Written in secret during the darkest days of Stalin’s reign, Bulgakov’s carnivalesque satire of Soviet life describes how the Devil weaves himself out of the shadows and into Moscow one Spring afternoon. Brimming with magic and incident, it is full of terrifying and wonderful characters, from witches, poets and Biblical tyrants to the beautiful, courageous Margarita, who will do anything to save the imprisoned writer she loves.

Rosie describes this “story of the devil arriving in Moscow one hot summer, and the chaos that ensues amongst the ‘literary elite’, as surreal and stunning in her opinion.”

Ellen Fletcher, Admin & Box Office Assistant

Clothes, Music, Boys – Viv Albertine

In 1975, Viv Albertine was obsessed with music but it never occurred to her she could be in a band as she couldn’t play an instrument and she’d never seen a girl play electric guitar. A year later, she was the guitarist in the hugely influential all-girl band the Slits, who fearlessly took on the male-dominated music scene and became part of a movement that changed music.

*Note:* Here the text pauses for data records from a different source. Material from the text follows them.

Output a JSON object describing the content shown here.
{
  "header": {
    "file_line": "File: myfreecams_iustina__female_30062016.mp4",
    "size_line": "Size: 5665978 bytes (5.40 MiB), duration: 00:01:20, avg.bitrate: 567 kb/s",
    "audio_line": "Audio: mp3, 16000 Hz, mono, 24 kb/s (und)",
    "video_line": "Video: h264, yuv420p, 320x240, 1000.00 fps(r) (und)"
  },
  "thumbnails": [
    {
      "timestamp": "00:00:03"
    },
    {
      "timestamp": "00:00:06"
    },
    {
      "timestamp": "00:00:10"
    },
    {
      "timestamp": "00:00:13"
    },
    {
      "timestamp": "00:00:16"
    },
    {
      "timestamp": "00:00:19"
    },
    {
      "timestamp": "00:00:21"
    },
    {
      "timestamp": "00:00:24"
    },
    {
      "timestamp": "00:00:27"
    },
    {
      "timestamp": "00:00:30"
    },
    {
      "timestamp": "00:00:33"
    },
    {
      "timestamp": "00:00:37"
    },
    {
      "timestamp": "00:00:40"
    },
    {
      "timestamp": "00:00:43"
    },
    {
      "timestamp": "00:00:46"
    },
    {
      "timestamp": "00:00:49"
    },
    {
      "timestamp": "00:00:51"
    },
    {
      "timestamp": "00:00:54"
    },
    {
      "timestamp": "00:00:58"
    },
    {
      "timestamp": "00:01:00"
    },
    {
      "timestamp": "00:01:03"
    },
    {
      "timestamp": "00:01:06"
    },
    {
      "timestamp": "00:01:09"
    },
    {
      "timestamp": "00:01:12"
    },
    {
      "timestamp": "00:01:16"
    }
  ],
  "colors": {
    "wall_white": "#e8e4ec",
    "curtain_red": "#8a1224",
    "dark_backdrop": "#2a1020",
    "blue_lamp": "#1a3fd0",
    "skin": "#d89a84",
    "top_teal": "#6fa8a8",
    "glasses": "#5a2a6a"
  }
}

Ellen says that she “thoroughly enjoyed this brutally honest memoir about being a woman in the Seventies, exploring Albertine’s career as a punk rock goddess in The Slits.”

Sophie White, Literature Festivals Coordinator

Play it as it Lays – Joan Didion

Somewhere out beyond Hollywood, hollowed-out actress Maria Wyeth’s life plays out in a numbing routine of perpetual freeway driving. In her early thirties, divorced from her husband, dislocated from friends, and somehow detached from her past and future, Wyeth epitomises a generation made ill by too much freedom. Play It As It Lays is an immaculately wrought vision of Californian culture on the cusp of the 1970s.

Sophie says she is “a big Joan Didion fan girl and Play It As It Lays was the first one she read and, despite how bleak it is, was hooked.”

Marc Dunleavy, Freelance Producer & Programming Associate

The Empty Room – Brian McGilloway

Pandora – Dora – Condron wakes one morning to discover her 17-year old daughter Ellie, has not come home after a party. So begins Dora’s ordeal of waiting and not knowing what has become of her girl. Increasingly isolated and disillusioned with the police investigation, Dora feels her grip on reality slipping as she takes it upon herself to find her daughter – even if it means tearing apart everything and everybody she had ever loved, and taking justice into her own hands.

Mark says that “one of the benefits of working so closely with publishers across the UK is getting your hands on a good book before anyone else, such as The Empty Room by Brian McGilloway. It is an addictive, heart-breaking story that is well worth your time.”

Karen Sweeney, Freelance Admin Support

The Guest List – Lucy Foley

On an island off the windswept Irish coast, guests gather for the wedding of the year – the marriage of Jules Keegan and Will Slater. Old friends. Past grudges. Happy families. Hidden jealousies. Thirteen guests. One body. The wedding cake has barely been cut when one of the guests is found dead. And as a storm unleashes its fury on the island, everyone is trapped. All have a secret. All have a motive. One guest won’t leave this wedding alive . . .

Karen “loves reading, mainly crime and psychological thrillers, but isn’t quite sure what that says about her! But she does also love the occasional ‘chick lit’ novel and biographies. Other recent favourites to mention are Fifty Fifty by Steve Cavanagh and Greenlights by Matthew McConaghey.”